Inter-ethnic relations have been a taboo in the U.S. because assimilation has been expected from immigrants and minorities. Assimilation has mainly occurred among people from countries with less cultural and linguistic distances (Anglo-Saxon, Ireland, France)—for whom the term expatriates is used—or among people who are not seen as “others.”

In the last decade due to fast technological advancements such as the Internet, social media, and cell phones, many immigrants are not assimilating. While there is a great level of acculturation to the American way of doing business—mostly by college graduates, immigrants and expats bring and keep their own worldviews, perspectives, and values representative of their first language and culture of origin.

Minorities in the U.S. who live in silos have strengthened their diversities. The more an ethnic group is segregated, excluded or other-ed, the less it assimilates. Diversity is a positive aspect. It enriches any company, organization or team. Silicon Valley, Tech Venture Capitalist, Paul Graham explains, “United States has only 5 percent of the world’s population; it stands to reason that most of the world’s best new ideas will be thought up by people who weren’t born here.”

The challenge is when communication styles clash let alone the perpetuation of harmful stereotypes. It results in misunderstandings, frustration, decreased productivity and lower morale. We all have seen this!

Recommendations for Intercultural Interactions

By Mari D. González

I conducted a series of training sessions last year for a company whose employees are close to 50 percent Latinos of which about 30 percent are not fully bilingual. The communication across cultures is as challenging for English-dominants as it is for Spanish-dominants.

Several Asian-American employees also work for this company. Their communication style is different from Americans as well as from Latinos which enriched our training activities and discussions.

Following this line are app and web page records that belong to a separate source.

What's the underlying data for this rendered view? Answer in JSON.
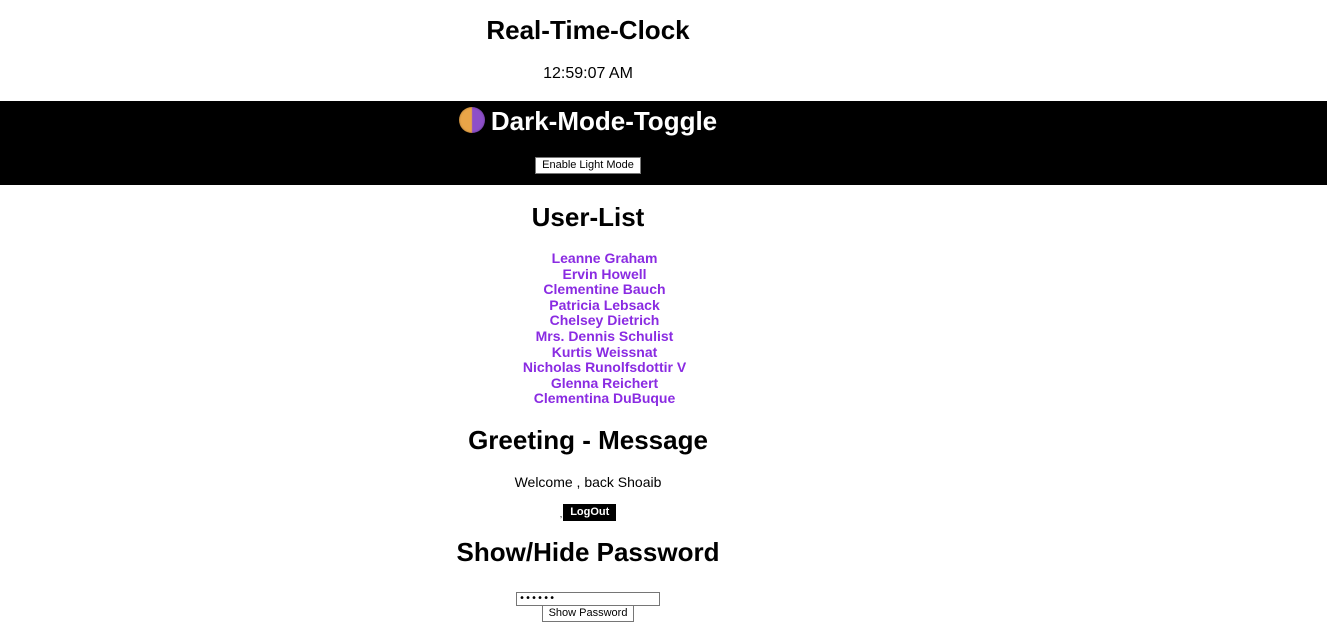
{
  "clock": {
    "title": "Real-Time-Clock",
    "time": "12:59:07 AM"
  },
  "dark_mode": {
    "title": "Dark-Mode-Toggle",
    "icon": "moon-icon",
    "button_label": "Enable Light Mode",
    "band_color": "#000000"
  },
  "users": {
    "title": "User-List",
    "link_color": "#8a2be2",
    "items": [
      "Leanne Graham",
      "Ervin Howell",
      "Clementine Bauch",
      "Patricia Lebsack",
      "Chelsey Dietrich",
      "Mrs. Dennis Schulist",
      "Kurtis Weissnat",
      "Nicholas Runolfsdottir V",
      "Glenna Reichert",
      "Clementina DuBuque"
    ]
  },
  "greeting": {
    "title": "Greeting - Message",
    "message": "Welcome , back Shoaib",
    "prefix": ",",
    "logout_label": "LogOut"
  },
  "password": {
    "title": "Show/Hide Password",
    "value": "••••••",
    "button_label": "Show Password"
  }
}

At the end of the mixed-group training sessions, I asked participants to brainstorm on what they had learned and what has worked for them in the past that they can apply when communicating with someone outside their primary culture and language.

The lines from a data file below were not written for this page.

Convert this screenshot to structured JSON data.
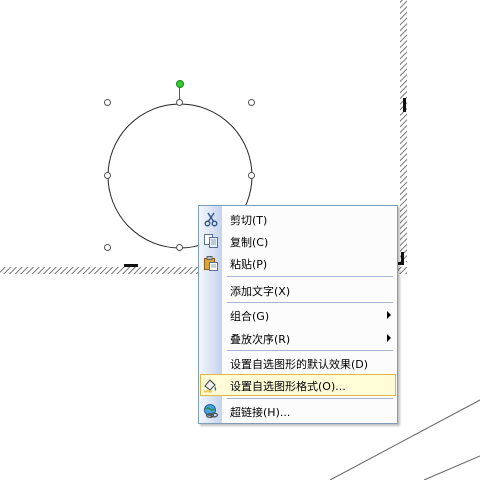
{
  "canvas": {
    "shape": "circle"
  },
  "context_menu": {
    "items": [
      {
        "label": "剪切(T)",
        "icon": "scissors-icon"
      },
      {
        "label": "复制(C)",
        "icon": "copy-icon"
      },
      {
        "label": "粘贴(P)",
        "icon": "paste-icon"
      },
      {
        "label": "添加文字(X)"
      },
      {
        "label": "组合(G)",
        "submenu": true
      },
      {
        "label": "叠放次序(R)",
        "submenu": true
      },
      {
        "label": "设置自选图形的默认效果(D)"
      },
      {
        "label": "设置自选图形格式(O)...",
        "icon": "format-shape-icon",
        "highlighted": true
      },
      {
        "label": "超链接(H)...",
        "icon": "hyperlink-icon"
      }
    ]
  },
  "colors": {
    "menu_border": "#7f9db9",
    "highlight_bg": "#fffcd8",
    "highlight_border": "#e1b940",
    "rotate_handle": "#33cc33"
  }
}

My question was, based on what you have learned during training and from your own personal experience, what do you recommend when working with people from different cultures?

I wanted the “takeaways” to come from them instead of me. This is what they came up with:

  1. Have a positive attitude.
  2. Do not be afraid to ask questions.
  3. Use “yes or no” questions.
  4. When unclear, ask again, paraphrase and repeat.
  5. When something is critical, communicate face-to-face.
  6. Use non-verbal communication such as hand gestures.
  7. Ask for help when needed; simply say “I need help.”
  8. Talk slowly, not necessarily louder.
  9. Avoid the use of slang.
  10. Show it instead of telling it.
  11. Use pictures and visual aids if possible.
  12. Give a warning upfront if your second language skills are limited.